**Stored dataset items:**

*** Block opens ***

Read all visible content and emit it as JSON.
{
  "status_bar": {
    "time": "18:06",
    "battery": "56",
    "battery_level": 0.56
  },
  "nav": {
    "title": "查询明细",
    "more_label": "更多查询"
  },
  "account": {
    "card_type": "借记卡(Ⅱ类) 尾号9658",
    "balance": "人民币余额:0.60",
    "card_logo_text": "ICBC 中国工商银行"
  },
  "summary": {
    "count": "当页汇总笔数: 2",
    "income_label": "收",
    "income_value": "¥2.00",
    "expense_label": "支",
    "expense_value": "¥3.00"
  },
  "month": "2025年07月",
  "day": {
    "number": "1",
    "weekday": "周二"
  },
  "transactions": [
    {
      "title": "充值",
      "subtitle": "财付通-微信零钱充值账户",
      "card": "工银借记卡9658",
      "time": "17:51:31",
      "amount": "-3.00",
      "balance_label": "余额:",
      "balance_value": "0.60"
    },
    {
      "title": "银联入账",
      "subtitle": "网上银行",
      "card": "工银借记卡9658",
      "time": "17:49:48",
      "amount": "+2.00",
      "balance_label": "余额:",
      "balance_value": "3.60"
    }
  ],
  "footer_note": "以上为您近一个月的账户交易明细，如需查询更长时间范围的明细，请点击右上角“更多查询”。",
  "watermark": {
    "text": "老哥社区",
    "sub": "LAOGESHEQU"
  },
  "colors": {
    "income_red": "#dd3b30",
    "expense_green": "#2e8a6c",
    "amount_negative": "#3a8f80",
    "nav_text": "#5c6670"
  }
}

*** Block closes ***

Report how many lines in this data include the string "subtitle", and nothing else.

2